The everyday language suggests some of how Mills relates to his intended audience. On the one hand, Mills is clearly writing this book to social scientists with a degree of specialization. His audience includes university professors, and he is trying to tell them how to do their job better. But Mills also thinks these professors need to be talking to the larger public, explaining social issues to them in order to educate them on ways of making society better. Mills models this outreach to the public in his own writing, making his thinking accessible to those who are not necessarily sociology specialists. Mills’s writing is targeted to this public audience so much that it even becomes humorous or sarcastic at times. He makes fun of other sociologists who write two densely. By poking fun at them, he is both shaming them into writing clearer prose and making his own writing more humorous and enjoyable to read.

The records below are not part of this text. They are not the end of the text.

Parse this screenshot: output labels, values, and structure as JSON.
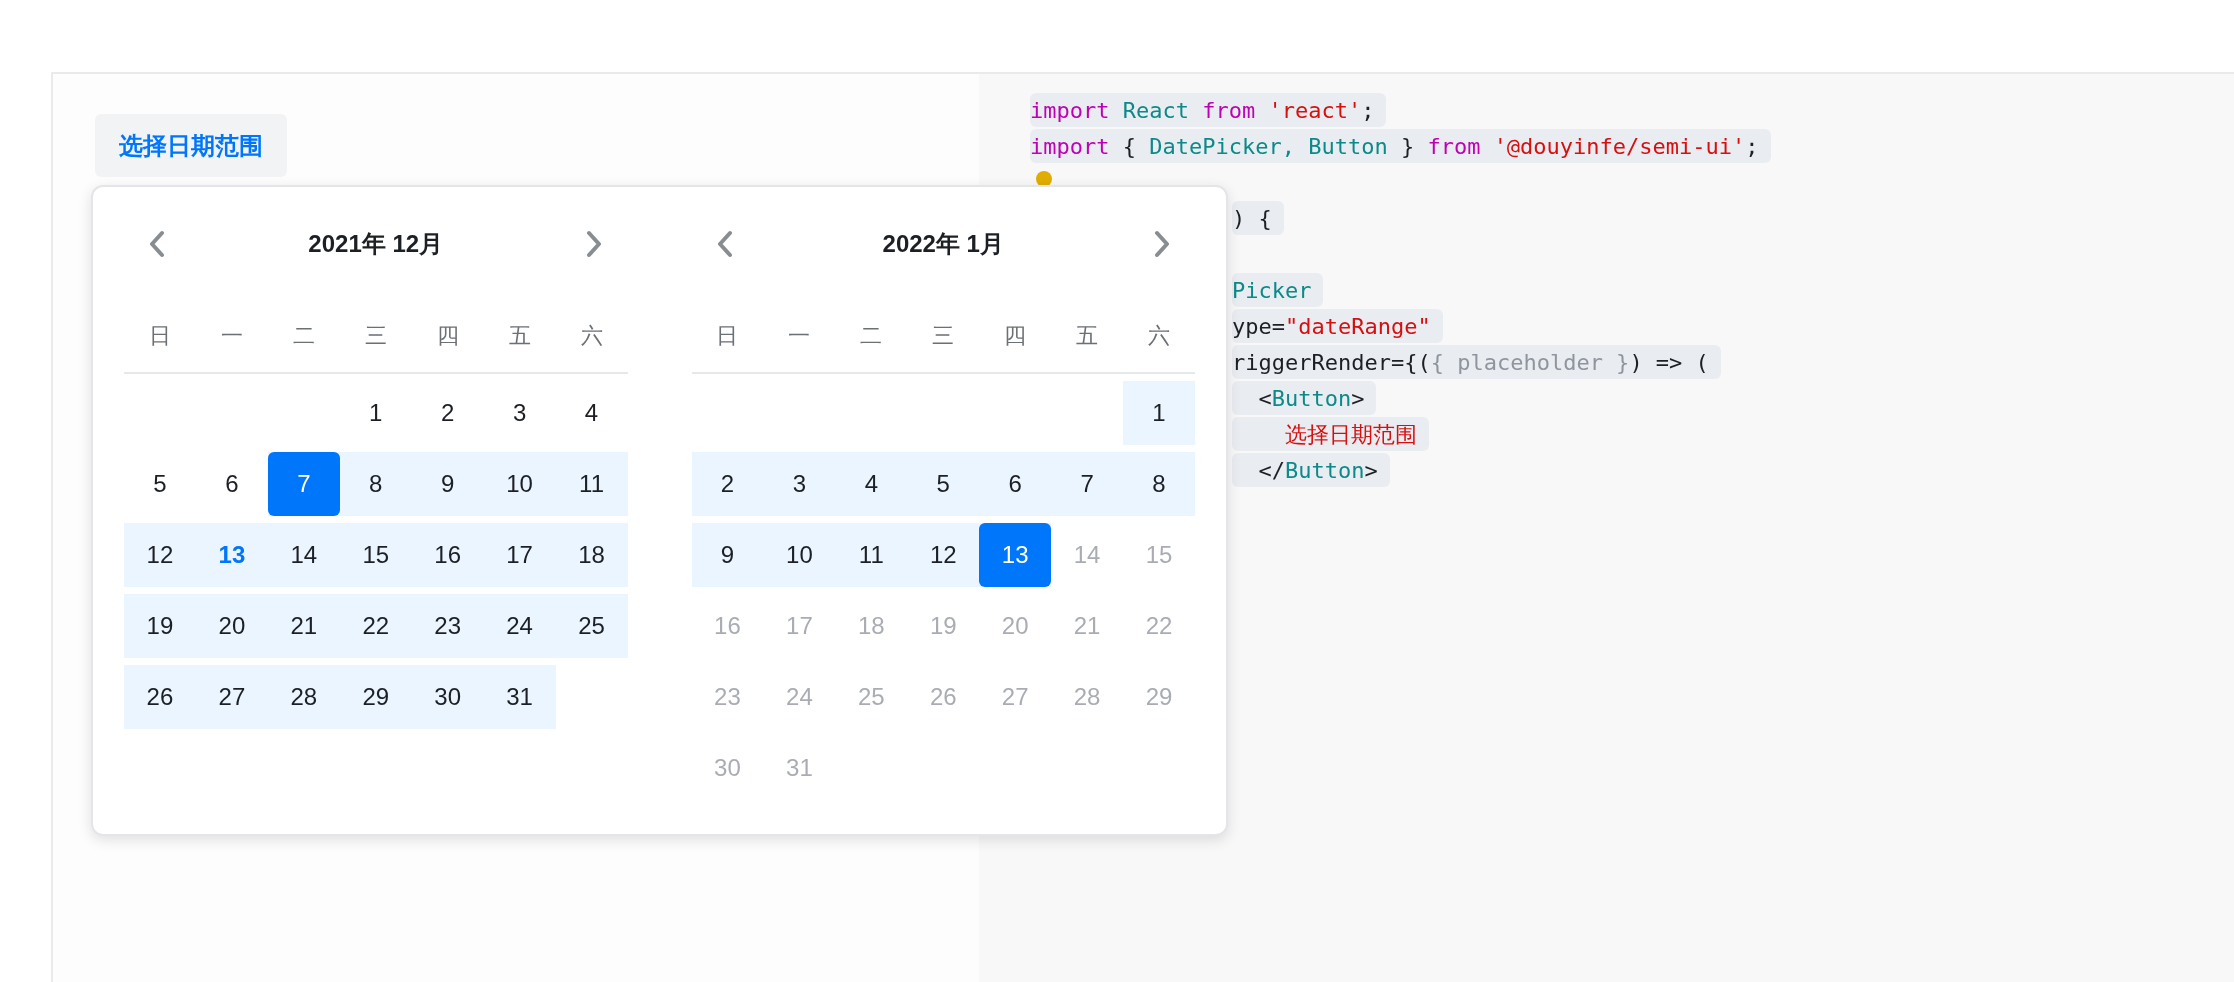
{
  "trigger_button": {
    "label": "选择日期范围"
  },
  "date_picker": {
    "months": [
      {
        "title": "2021年 12月",
        "weekdays": [
          "日",
          "一",
          "二",
          "三",
          "四",
          "五",
          "六"
        ],
        "weeks": [
          [
            {
              "d": "1",
              "selected": false,
              "in_range": false,
              "today": false,
              "disabled": false
            },
            {
              "d": "2",
              "selected": false,
              "in_range": false,
              "today": false,
              "disabled": false
            },
            {
              "d": "3",
              "selected": false,
              "in_range": false,
              "today": false,
              "disabled": false
            },
            {
              "d": "4",
              "selected": false,
              "in_range": false,
              "today": false,
              "disabled": false
            }
          ],
          [
            {
              "d": "5",
              "selected": false,
              "in_range": false,
              "today": false,
              "disabled": false
            },
            {
              "d": "6",
              "selected": false,
              "in_range": false,
              "today": false,
              "disabled": false
            },
            {
              "d": "7",
              "selected": true,
              "in_range": true,
              "today": false,
              "disabled": false
            },
            {
              "d": "8",
              "selected": false,
              "in_range": true,
              "today": false,
              "disabled": false
            },
            {
              "d": "9",
              "selected": false,
              "in_range": true,
              "today": false,
              "disabled": false
            },
            {
              "d": "10",
              "selected": false,
              "in_range": true,
              "today": false,
              "disabled": false
            },
            {
              "d": "11",
              "selected": false,
              "in_range": true,
              "today": false,
              "disabled": false
            }
          ],
          [
            {
              "d": "12",
              "selected": false,
              "in_range": true,
              "today": false,
              "disabled": false
            },
            {
              "d": "13",
              "selected": false,
              "in_range": true,
              "today": true,
              "disabled": false
            },
            {
              "d": "14",
              "selected": false,
              "in_range": true,
              "today": false,
              "disabled": false
            },
            {
              "d": "15",
              "selected": false,
              "in_range": true,
              "today": false,
              "disabled": false
            },
            {
              "d": "16",
              "selected": false,
              "in_range": true,
              "today": false,
              "disabled": false
            },
            {
              "d": "17",
              "selected": false,
              "in_range": true,
              "today": false,
              "disabled": false
            },
            {
              "d": "18",
              "selected": false,
              "in_range": true,
              "today": false,
              "disabled": false
            }
          ],
          [
            {
              "d": "19",
              "selected": false,
              "in_range": true,
              "today": false,
              "disabled": false
            },
            {
              "d": "20",
              "selected": false,
              "in_range": true,
              "today": false,
              "disabled": false
            },
            {
              "d": "21",
              "selected": false,
              "in_range": true,
              "today": false,
              "disabled": false
            },
            {
              "d": "22",
              "selected": false,
              "in_range": true,
              "today": false,
              "disabled": false
            },
            {
              "d": "23",
              "selected": false,
              "in_range": true,
              "today": false,
              "disabled": false
            },
            {
              "d": "24",
              "selected": false,
              "in_range": true,
              "today": false,
              "disabled": false
            },
            {
              "d": "25",
              "selected": false,
              "in_range": true,
              "today": false,
              "disabled": false
            }
          ],
          [
            {
              "d": "26",
              "selected": false,
              "in_range": true,
              "today": false,
              "disabled": false
            },
            {
              "d": "27",
              "selected": false,
              "in_range": true,
              "today": false,
              "disabled": false
            },
            {
              "d": "28",
              "selected": false,
              "in_range": true,
              "today": false,
              "disabled": false
            },
            {
              "d": "29",
              "selected": false,
              "in_range": true,
              "today": false,
              "disabled": false
            },
            {
              "d": "30",
              "selected": false,
              "in_range": true,
              "today": false,
              "disabled": false
            },
            {
              "d": "31",
              "selected": false,
              "in_range": true,
              "today": false,
              "disabled": false
            }
          ]
        ]
      },
      {
        "title": "2022年 1月",
        "weekdays": [
          "日",
          "一",
          "二",
          "三",
          "四",
          "五",
          "六"
        ],
        "weeks": [
          [
            {
              "d": "1",
              "selected": false,
              "in_range": true,
              "today": false,
              "disabled": false
            }
          ],
          [
            {
              "d": "2",
              "selected": false,
              "in_range": true,
              "today": false,
              "disabled": false
            },
            {
              "d": "3",
              "selected": false,
              "in_range": true,
              "today": false,
              "disabled": false
            },
            {
              "d": "4",
              "selected": false,
              "in_range": true,
              "today": false,
              "disabled": false
            },
            {
              "d": "5",
              "selected": false,
              "in_range": true,
              "today": false,
              "disabled": false
            },
            {
              "d": "6",
              "selected": false,
              "in_range": true,
              "today": false,
              "disabled": false
            },
            {
              "d": "7",
              "selected": false,
              "in_range": true,
              "today": false,
              "disabled": false
            },
            {
              "d": "8",
              "selected": false,
              "in_range": true,
              "today": false,
              "disabled": false
            }
          ],
          [
            {
              "d": "9",
              "selected": false,
              "in_range": true,
              "today": false,
              "disabled": false
            },
            {
              "d": "10",
              "selected": false,
              "in_range": true,
              "today": false,
              "disabled": false
            },
            {
              "d": "11",
              "selected": false,
              "in_range": true,
              "today": false,
              "disabled": false
            },
            {
              "d": "12",
              "selected": false,
              "in_range": true,
              "today": false,
              "disabled": false
            },
            {
              "d": "13",
              "selected": true,
              "in_range": true,
              "today": false,
              "disabled": false
            },
            {
              "d": "14",
              "selected": false,
              "in_range": false,
              "today": false,
              "disabled": true
            },
            {
              "d": "15",
              "selected": false,
              "in_range": false,
              "today": false,
              "disabled": true
            }
          ],
          [
            {
              "d": "16",
              "selected": false,
              "in_range": false,
              "today": false,
              "disabled": true
            },
            {
              "d": "17",
              "selected": false,
              "in_range": false,
              "today": false,
              "disabled": true
            },
            {
              "d": "18",
              "selected": false,
              "in_range": false,
              "today": false,
              "disabled": true
            },
            {
              "d": "19",
              "selected": false,
              "in_range": false,
              "today": false,
              "disabled": true
            },
            {
              "d": "20",
              "selected": false,
              "in_range": false,
              "today": false,
              "disabled": true
            },
            {
              "d": "21",
              "selected": false,
              "in_range": false,
              "today": false,
              "disabled": true
            },
            {
              "d": "22",
              "selected": false,
              "in_range": false,
              "today": false,
              "disabled": true
            }
          ],
          [
            {
              "d": "23",
              "selected": false,
              "in_range": false,
              "today": false,
              "disabled": true
            },
            {
              "d": "24",
              "selected": false,
              "in_range": false,
              "today": false,
              "disabled": true
            },
            {
              "d": "25",
              "selected": false,
              "in_range": false,
              "today": false,
              "disabled": true
            },
            {
              "d": "26",
              "selected": false,
              "in_range": false,
              "today": false,
              "disabled": true
            },
            {
              "d": "27",
              "selected": false,
              "in_range": false,
              "today": false,
              "disabled": true
            },
            {
              "d": "28",
              "selected": false,
              "in_range": false,
              "today": false,
              "disabled": true
            },
            {
              "d": "29",
              "selected": false,
              "in_range": false,
              "today": false,
              "disabled": true
            }
          ],
          [
            {
              "d": "30",
              "selected": false,
              "in_range": false,
              "today": false,
              "disabled": true
            },
            {
              "d": "31",
              "selected": false,
              "in_range": false,
              "today": false,
              "disabled": true
            }
          ]
        ]
      }
    ]
  },
  "code_editor": {
    "lines": [
      {
        "covered": false,
        "bulb": false,
        "tokens": [
          {
            "kind": "keyword",
            "t": "import "
          },
          {
            "kind": "ident",
            "t": "React "
          },
          {
            "kind": "keyword",
            "t": "from "
          },
          {
            "kind": "string",
            "t": "'react'"
          },
          {
            "kind": "plain",
            "t": ";"
          }
        ]
      },
      {
        "covered": false,
        "bulb": false,
        "tokens": [
          {
            "kind": "keyword",
            "t": "import "
          },
          {
            "kind": "plain",
            "t": "{ "
          },
          {
            "kind": "ident",
            "t": "DatePicker, Button "
          },
          {
            "kind": "plain",
            "t": "} "
          },
          {
            "kind": "keyword",
            "t": "from "
          },
          {
            "kind": "string",
            "t": "'@douyinfe/semi-ui'"
          },
          {
            "kind": "plain",
            "t": ";"
          }
        ]
      },
      {
        "covered": false,
        "bulb": true
      },
      {
        "covered": true,
        "bulb": false,
        "tokens": [
          {
            "kind": "plain",
            "t": ") {"
          }
        ]
      },
      {
        "bulb": false
      },
      {
        "covered": true,
        "bulb": false,
        "tokens": [
          {
            "kind": "ident",
            "t": "Picker"
          }
        ]
      },
      {
        "covered": true,
        "bulb": false,
        "tokens": [
          {
            "kind": "plain",
            "t": "ype="
          },
          {
            "kind": "string",
            "t": "\"dateRange\""
          }
        ]
      },
      {
        "covered": true,
        "bulb": false,
        "tokens": [
          {
            "kind": "plain",
            "t": "riggerRender={("
          },
          {
            "kind": "muted",
            "t": "{ placeholder }"
          },
          {
            "kind": "plain",
            "t": ") => ("
          }
        ]
      },
      {
        "covered": true,
        "bulb": false,
        "tokens": [
          {
            "kind": "plain",
            "t": "  <"
          },
          {
            "kind": "ident",
            "t": "Button"
          },
          {
            "kind": "plain",
            "t": ">"
          }
        ]
      },
      {
        "covered": true,
        "bulb": false,
        "tokens": [
          {
            "kind": "string",
            "t": "    选择日期范围"
          }
        ]
      },
      {
        "covered": true,
        "bulb": false,
        "tokens": [
          {
            "kind": "plain",
            "t": "  </"
          },
          {
            "kind": "ident",
            "t": "Button"
          },
          {
            "kind": "plain",
            "t": ">"
          }
        ]
      }
    ]
  }
}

Notice this emphasis on “men,” however. Throughout this chapter—and throughout The Sociological Imagination—Mills frequently refers to “ordinary men,” “everyday men,” and so on. It’s clear from this first chapter that Mills doesn’t just mean the word in the sense of "mankind" but also men in the sense of males, specifically. That’s why he talks about businessmen or fathers. There is a gender bias at play here, and it will color some of Mills’s descriptions of society later on. Mills is clearly writing as a man and to men. The experiences of women are secondary to his account.

Although feminism will not be a focus of this book, Mills does already suggest some of his other political affiliations in this introductory chapter. Consider the examples he tends to provide, discussing war and unemployment in particular. He suggests that these are social problems that social scientists ought to be working to redress. In turn, he resists a conservative tendency to cast social problems as personal problems: unemployment as the failure of individuals, for instance. Although he won’t discuss politics at length until the end of the book, he already suggests some of his liberal allegiances and his desire for social science to not only describe society but also transform it.

Another main ambition hinted at in this chapter is Mills’s desire to establish sociology as a discipline. He is trying to carve out a specific and necessary function for the social sciences in the intellectual landscape of 1950s America. Around this time, C. P. Snow, a chemist and novelist, famously wrote about the “two cultures”; his thesis was that intellectual life had fragmented into the sciences and the humanities, which no longer speak to each other. Mills wants to introduce social science as distinct from these physical sciences Snow talked about, like physics or biology. Social science is, like the humanities, interested in human life. At the same time, it goes beyond the humanities. Art can express the human condition, but only social science can put these expressions into patterns and understand the larger structures that impact them. Mills wants to assert social science as a crucial area of study that is neither pure science nor pure humanities, but a way of bringing them back together.